[cnn-photo-caption image= http://i2.cdn.turner.com/cnn/2010/images/07/07/art.manchin.file.jpg caption ="West Virginia Gov. Joe Manchin told reporters that he is considering seeking the late Sen. Robert Byrd's Senate seat."]
(CNN) - West Virginia Gov. Joe Manchin says he'll push to hold a special election this November to fill the remaining two years of the term of late Sen. Robert Byrd.
Manchin, a popular two-term Democratic governor, also told reporters that he "would highly consider" seeking the seat himself - a statement that is not surprising given Manchin was already thought to be interested in running for the Senate in 2012, when the election is currently scheduled.
Manchin made his announcement during a news conference Wednesday with reporters at the state capitol in Charleston, West Virginia, one day after Byrd was buried. The 92 year old Democratic lawmaker, who died last week, was the longest serving senator in U.S. history.

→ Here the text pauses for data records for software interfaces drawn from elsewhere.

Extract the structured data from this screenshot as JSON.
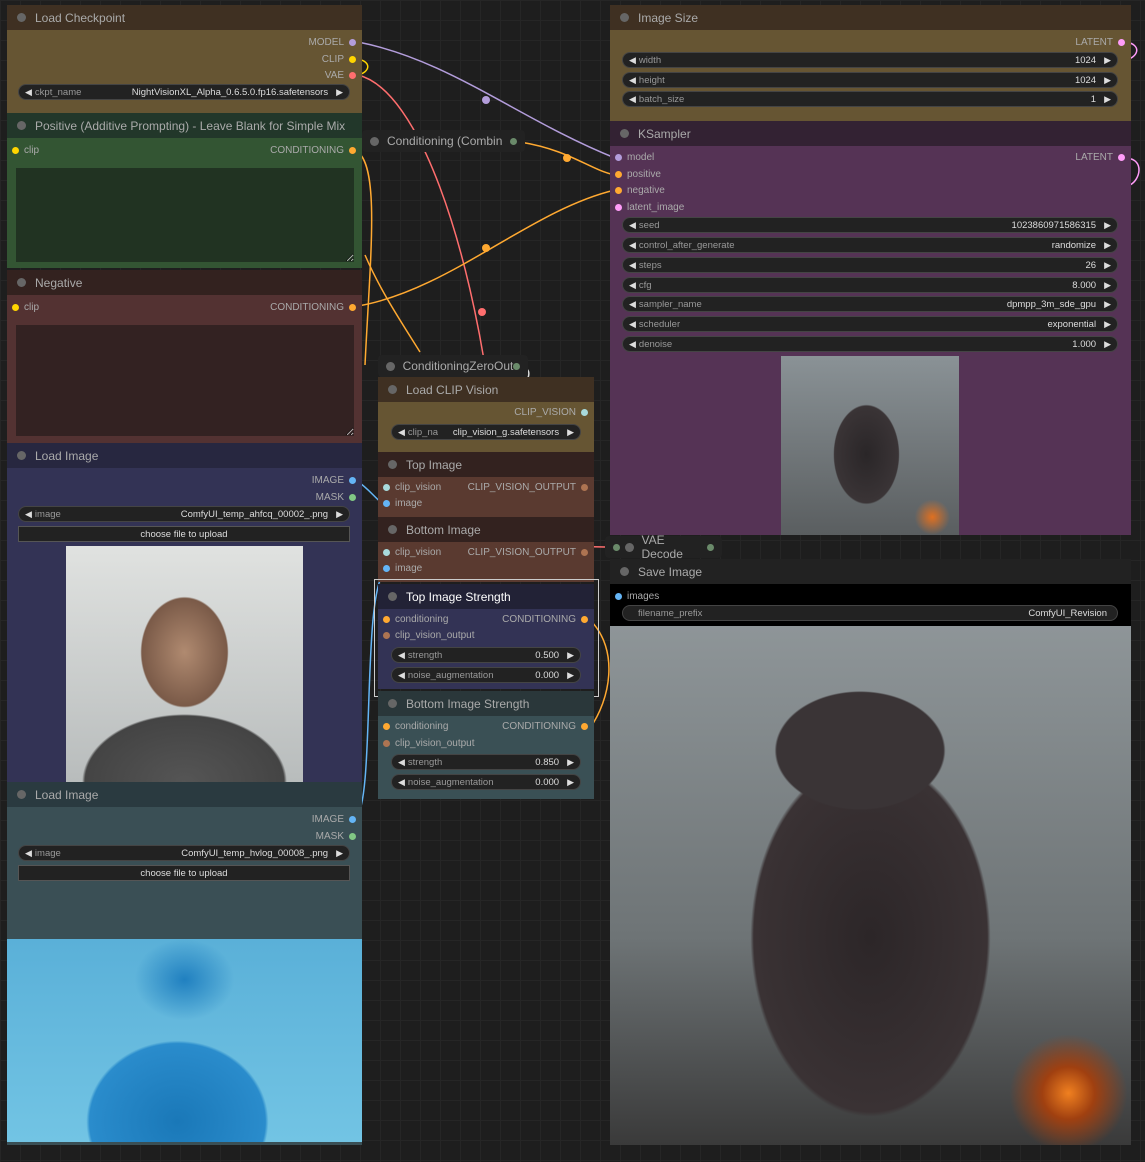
{
  "colors": {
    "model": "#b39ddb",
    "clip": "#ffd500",
    "vae": "#ff6e6e",
    "conditioning": "#ffa931",
    "latent": "#ff9cf9",
    "image": "#64b5f6",
    "mask": "#81c784",
    "clip_vision": "#a8dadc",
    "clip_vision_output": "#ad7452"
  },
  "load_checkpoint": {
    "title": "Load Checkpoint",
    "outputs": [
      "MODEL",
      "CLIP",
      "VAE"
    ],
    "ckpt_label": "ckpt_name",
    "ckpt_value": "NightVisionXL_Alpha_0.6.5.0.fp16.safetensors"
  },
  "positive": {
    "title": "Positive (Additive Prompting) - Leave Blank for Simple Mix",
    "input": "clip",
    "output": "CONDITIONING",
    "text": ""
  },
  "negative": {
    "title": "Negative",
    "input": "clip",
    "output": "CONDITIONING",
    "text": ""
  },
  "load_image_1": {
    "title": "Load Image",
    "outputs": [
      "IMAGE",
      "MASK"
    ],
    "image_label": "image",
    "image_value": "ComfyUI_temp_ahfcq_00002_.png",
    "upload": "choose file to upload"
  },
  "load_image_2": {
    "title": "Load Image",
    "outputs": [
      "IMAGE",
      "MASK"
    ],
    "image_label": "image",
    "image_value": "ComfyUI_temp_hvlog_00008_.png",
    "upload": "choose file to upload"
  },
  "conditioning_combine": {
    "title": "Conditioning (Combin"
  },
  "conditioning_zero_out": {
    "title": "ConditioningZeroOut"
  },
  "load_clip_vision": {
    "title": "Load CLIP Vision",
    "output": "CLIP_VISION",
    "clip_label": "clip_name",
    "clip_value": "clip_vision_g.safetensors"
  },
  "top_image": {
    "title": "Top Image",
    "inputs": [
      "clip_vision",
      "image"
    ],
    "output": "CLIP_VISION_OUTPUT"
  },
  "bottom_image": {
    "title": "Bottom Image",
    "inputs": [
      "clip_vision",
      "image"
    ],
    "output": "CLIP_VISION_OUTPUT"
  },
  "top_strength": {
    "title": "Top Image Strength",
    "inputs": [
      "conditioning",
      "clip_vision_output"
    ],
    "output": "CONDITIONING",
    "strength_label": "strength",
    "strength": "0.500",
    "noise_label": "noise_augmentation",
    "noise": "0.000"
  },
  "bottom_strength": {
    "title": "Bottom Image Strength",
    "inputs": [
      "conditioning",
      "clip_vision_output"
    ],
    "output": "CONDITIONING",
    "strength_label": "strength",
    "strength": "0.850",
    "noise_label": "noise_augmentation",
    "noise": "0.000"
  },
  "image_size": {
    "title": "Image Size",
    "output": "LATENT",
    "widgets": [
      {
        "label": "width",
        "value": "1024"
      },
      {
        "label": "height",
        "value": "1024"
      },
      {
        "label": "batch_size",
        "value": "1"
      }
    ]
  },
  "ksampler": {
    "title": "KSampler",
    "inputs": [
      "model",
      "positive",
      "negative",
      "latent_image"
    ],
    "output": "LATENT",
    "widgets": [
      {
        "label": "seed",
        "value": "1023860971586315"
      },
      {
        "label": "control_after_generate",
        "value": "randomize"
      },
      {
        "label": "steps",
        "value": "26"
      },
      {
        "label": "cfg",
        "value": "8.000"
      },
      {
        "label": "sampler_name",
        "value": "dpmpp_3m_sde_gpu"
      },
      {
        "label": "scheduler",
        "value": "exponential"
      },
      {
        "label": "denoise",
        "value": "1.000"
      }
    ]
  },
  "vae_decode": {
    "title": "VAE Decode"
  },
  "save_image": {
    "title": "Save Image",
    "input": "images",
    "prefix_label": "filename_prefix",
    "prefix_value": "ComfyUI_Revision"
  }
}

Last week West Virginia Secretary of State Natalie Tennant said that state law dictated that no special election could be held until 2012. Since then, there have been calls by conservative and business groups to hold the special election this year. On Friday, Tennant also urged for the law to be changed and the election to be moved up.
Rep. Shelley Moore Capito of West Virginia Wednesday morning also joined those calls, saying that the state legislature should change the state law. State lawmakers are scheduled to meet again later this month. If there is a special election, Capito could be the GOP's top contender for the seat.
Manchin told reporters that he's asking state Attorney General Darrell McGraw, a Democrat, to rule on whether an election can be held as early as this November. Manchin says he hopes the attorney general will have a decision by next week. He also did not dismiss moving up the election through a move by the state legislature.
West Virginia law dictates that the governor has the power to name an immediate replacement for Byrd. Manchin says he doesn't want to appoint someone who would serve for two and a half years without the people's consent.
"I believe in the power of the vote," Manchin told reporters.
If the contest is held this November, it would add another possible Senate pick up potential for the Republicans and would help their odds at possibly retaking control of the chamber. The GOP needs to re-take 10 Senate seats to regain the majority.
The state's largest union, the West Virginia chapter of the AFL-CIO, has urged Manchin to name himself to the seat, but the governor has said he will not do so.
Manchin told reporters that he will not move forward on selecting any replacement or on his decisions to run for the vacant Senate seat until McGraw returns his ruling on when the election can be held.
Follow Paul Steinhauser on Twitter: @psteinhausercnn